Tanden, the president and CEO of the left-leaning think tank Center for American Progress, is considered one of Biden’s most contentious Cabinet picks despite her extensive experience in government. She’s caught heat for Twitter broadsides directed at Republicans over the last few years, particularly against senators who she’ll have to face during her confirmation
“Over the last few years, it’s been part of my role to be an impassioned advocate,” Tanden told the Senate Homeland Security and Governmental Affairs Committee in her first confirmation hearing Tuesday.
In a departure from her prepared remarks, Tanden acknowledged concerns over her social media use and apologized for past Twitter attacks.
“I regret that language and take responsibility for it,” she said.
Tanden said she understood that the role of the “OMB Director calls for bipartisan action, as well as nonpartisan adherence to facts and evidence.”
– Courtney Subramanian
WASHINGTON – The second impeachment trial of former President Donald Trump begins Tuesday with a debate over whether the proceeding is constitutional because Trump is no longer in office.
The debate marks the beginning of a historic trial, not only because Trump is the first president to be impeached twice, but because he stands trial after he left office. The House impeached Trump nearly a month ago, charging him with inciting the deadly riot at the Capitol on Jan. 6. Senators have the task of voting whether to acquit or convict Trump of the charge when the trial concludes.
Senate leaders set aside four hours Tuesday to hear both sides debate the constitutional argument raised by Trump and Republicans. The oral arguments begin at 1 p.m. EST. Trump’s lawyers, led by Bruce Castor Jr. and David Schoen, have called the trial unconstitutional and “political theater,” citing the fact Trump is private citizen and have asked that the trial be dismissed.

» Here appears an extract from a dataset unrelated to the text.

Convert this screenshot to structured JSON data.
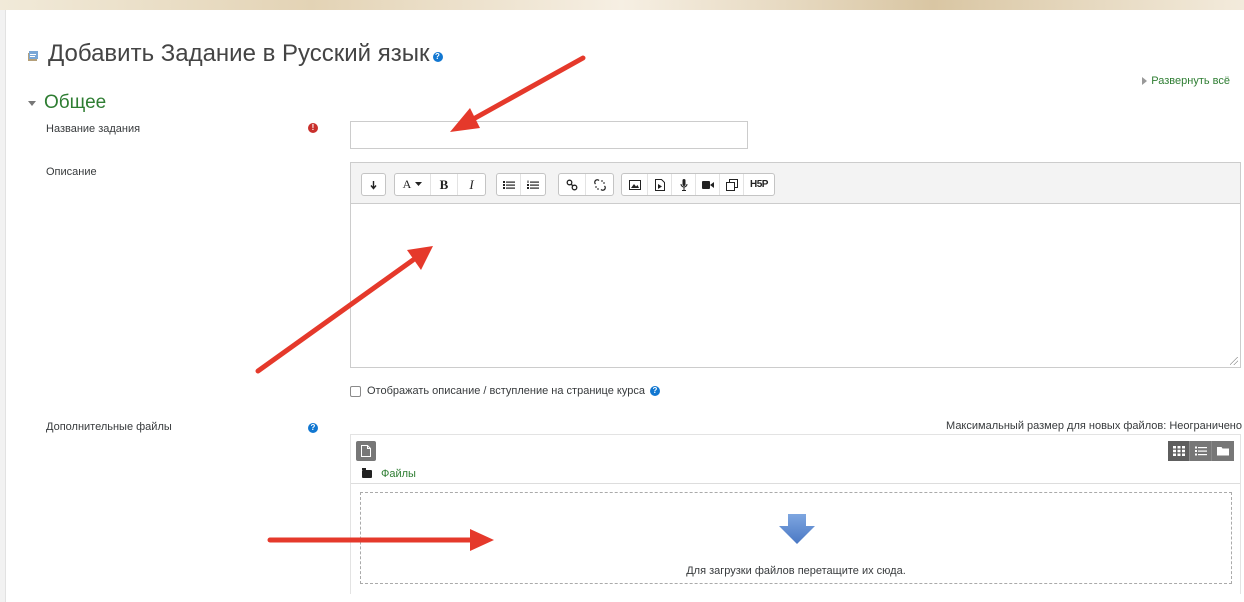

Trump trial:Senate shapes contours of Trump’s second impeachment trial, wrestles with whether to call witnesses
But the Senate has already rejected the argument that the trial is unconstitutional in a 55-45 vote. Congressional Democrats, hoping to convict Trump and bar him from holding future office, have cited precedents about impeachment trials of a Cabinet secretary and judges after they left office.
The big unknown in the trial is whether witnesses will be called, a decision still days away. If either side requests witnesses, the debate and vote would come after the arguments and four hours of questions from senators.
– Bart Jansen
Neera Tanden, President Joe Biden’s nominee to lead the White House Office of Management and Budget, faces what could be a contentious confirmation hearing Tuesday after facing pushback from Republicans as well as progressives.
Tanden, the former head of the left-leaning Center for American Progress, is expected to be grilled by the Homeland Security and Governmental Affairs Committee.
Republican senators have expressed resistance to Tanden’s nomination because of her progressive positions and highly critical tweets, having taken aim at Senate Minority Leader Mitch McConnell and Sen. Susan Collins, among others. She has since deleted some tweets, but after her nomination was announced, Sen. John Cornyn, R-Texas, labeled her Biden’s “worst nominee so far.”
Neera Tanden:Neera Tanden, Biden’s pick for budget chief, defends progressive credentials, deletes old tweets
She’s also faced blowback from progressives like Sen. Bernie Sanders, I-Vt., who in 2019 chided her in a letter saying she was “maligning” his staff and “belittling progressive ideas.”
Tanden also has a Wednesday hearing before the Senate Budget Committee, where Sanders is chairman. If confirmed by the full Senate, she will be the first woman of color and Asian American to lead the office.
– Nicholas Wu